__WORK INSTRUCTIONS__. Could you set down the records below exactly as they are, with no pictures?

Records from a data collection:
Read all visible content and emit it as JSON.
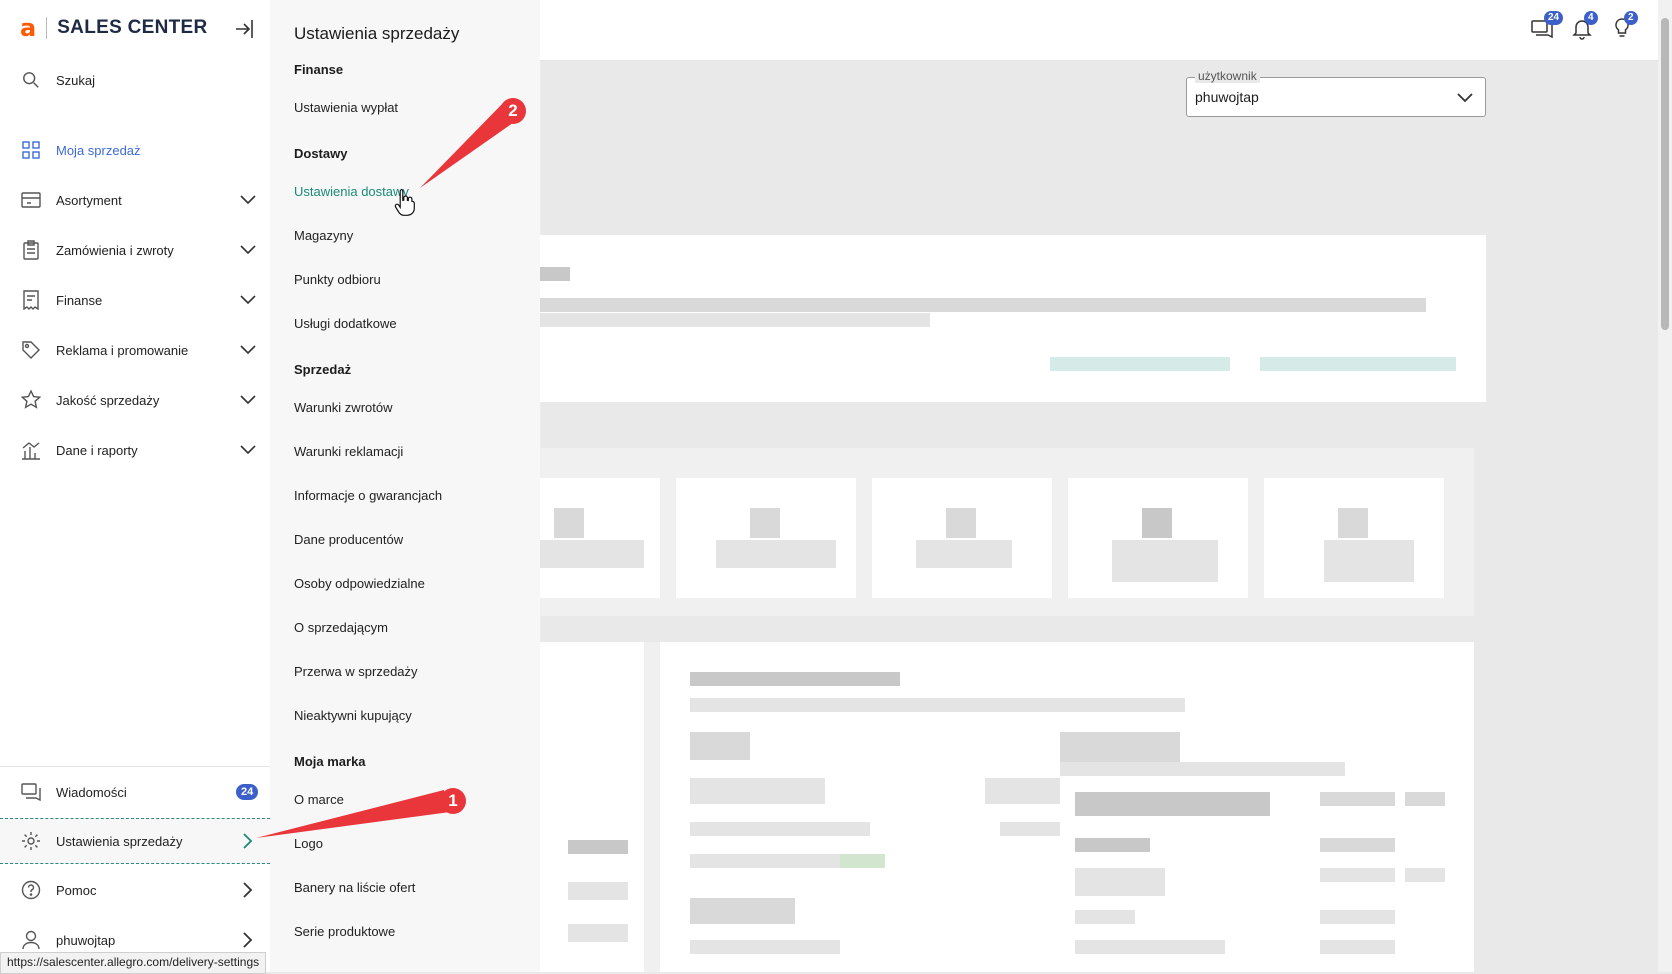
{
  "brand": {
    "logo_letter": "a",
    "name": "SALES CENTER"
  },
  "sidebar": {
    "search_label": "Szukaj",
    "items": [
      {
        "label": "Moja sprzedaż",
        "icon": "grid-icon"
      },
      {
        "label": "Asortyment",
        "icon": "store-icon"
      },
      {
        "label": "Zamówienia i zwroty",
        "icon": "clipboard-icon"
      },
      {
        "label": "Finanse",
        "icon": "receipt-icon"
      },
      {
        "label": "Reklama i promowanie",
        "icon": "tag-icon"
      },
      {
        "label": "Jakość sprzedaży",
        "icon": "star-icon"
      },
      {
        "label": "Dane i raporty",
        "icon": "chart-icon"
      }
    ],
    "bottom": {
      "messages": {
        "label": "Wiadomości",
        "badge": "24"
      },
      "settings": {
        "label": "Ustawienia sprzedaży"
      },
      "help": {
        "label": "Pomoc"
      },
      "user": {
        "label": "phuwojtap"
      }
    }
  },
  "flyout": {
    "title": "Ustawienia sprzedaży",
    "sections": {
      "finanse": "Finanse",
      "dostawy": "Dostawy",
      "sprzedaz": "Sprzedaż",
      "moja_marka": "Moja marka"
    },
    "items": {
      "wyplat": "Ustawienia wypłat",
      "dostawy": "Ustawienia dostawy",
      "magazyny": "Magazyny",
      "punkty": "Punkty odbioru",
      "uslugi": "Usługi dodatkowe",
      "zwrotow": "Warunki zwrotów",
      "reklamacji": "Warunki reklamacji",
      "gwarancje": "Informacje o gwarancjach",
      "producenci": "Dane producentów",
      "osoby": "Osoby odpowiedzialne",
      "sprzedajacy": "O sprzedającym",
      "przerwa": "Przerwa w sprzedaży",
      "nieaktywni": "Nieaktywni kupujący",
      "marka": "O marce",
      "logo": "Logo",
      "banery": "Banery na liście ofert",
      "serie": "Serie produktowe"
    }
  },
  "topbar": {
    "messages_badge": "24",
    "notifications_badge": "4",
    "tips_badge": "2"
  },
  "user_select": {
    "legend": "użytkownik",
    "value": "phuwojtap"
  },
  "status_url": "https://salescenter.allegro.com/delivery-settings",
  "annotations": {
    "marker1": "1",
    "marker2": "2"
  },
  "colors": {
    "accent": "#ff5a00",
    "link": "#3d6bd9",
    "hover": "#1b8a78",
    "badge": "#3d5fc9",
    "marker": "#e9363b"
  }
}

__SOLUTION TO THIS EXERCISE__.
Read all visible content and emit it as JSON.
{
  "brand": {
    "logo_letter": "a",
    "name": "SALES CENTER"
  },
  "sidebar": {
    "search_label": "Szukaj",
    "items": [
      {
        "label": "Moja sprzedaż",
        "icon": "grid-icon"
      },
      {
        "label": "Asortyment",
        "icon": "store-icon"
      },
      {
        "label": "Zamówienia i zwroty",
        "icon": "clipboard-icon"
      },
      {
        "label": "Finanse",
        "icon": "receipt-icon"
      },
      {
        "label": "Reklama i promowanie",
        "icon": "tag-icon"
      },
      {
        "label": "Jakość sprzedaży",
        "icon": "star-icon"
      },
      {
        "label": "Dane i raporty",
        "icon": "chart-icon"
      }
    ],
    "bottom": {
      "messages": {
        "label": "Wiadomości",
        "badge": "24"
      },
      "settings": {
        "label": "Ustawienia sprzedaży"
      },
      "help": {
        "label": "Pomoc"
      },
      "user": {
        "label": "phuwojtap"
      }
    }
  },
  "flyout": {
    "title": "Ustawienia sprzedaży",
    "sections": {
      "finanse": "Finanse",
      "dostawy": "Dostawy",
      "sprzedaz": "Sprzedaż",
      "moja_marka": "Moja marka"
    },
    "items": {
      "wyplat": "Ustawienia wypłat",
      "dostawy": "Ustawienia dostawy",
      "magazyny": "Magazyny",
      "punkty": "Punkty odbioru",
      "uslugi": "Usługi dodatkowe",
      "zwrotow": "Warunki zwrotów",
      "reklamacji": "Warunki reklamacji",
      "gwarancje": "Informacje o gwarancjach",
      "producenci": "Dane producentów",
      "osoby": "Osoby odpowiedzialne",
      "sprzedajacy": "O sprzedającym",
      "przerwa": "Przerwa w sprzedaży",
      "nieaktywni": "Nieaktywni kupujący",
      "marka": "O marce",
      "logo": "Logo",
      "banery": "Banery na liście ofert",
      "serie": "Serie produktowe"
    }
  },
  "topbar": {
    "messages_badge": "24",
    "notifications_badge": "4",
    "tips_badge": "2"
  },
  "user_select": {
    "legend": "użytkownik",
    "value": "phuwojtap"
  },
  "status_url": "https://salescenter.allegro.com/delivery-settings",
  "annotations": {
    "marker1": "1",
    "marker2": "2"
  },
  "colors": {
    "accent": "#ff5a00",
    "link": "#3d6bd9",
    "hover": "#1b8a78",
    "badge": "#3d5fc9",
    "marker": "#e9363b"
  }
}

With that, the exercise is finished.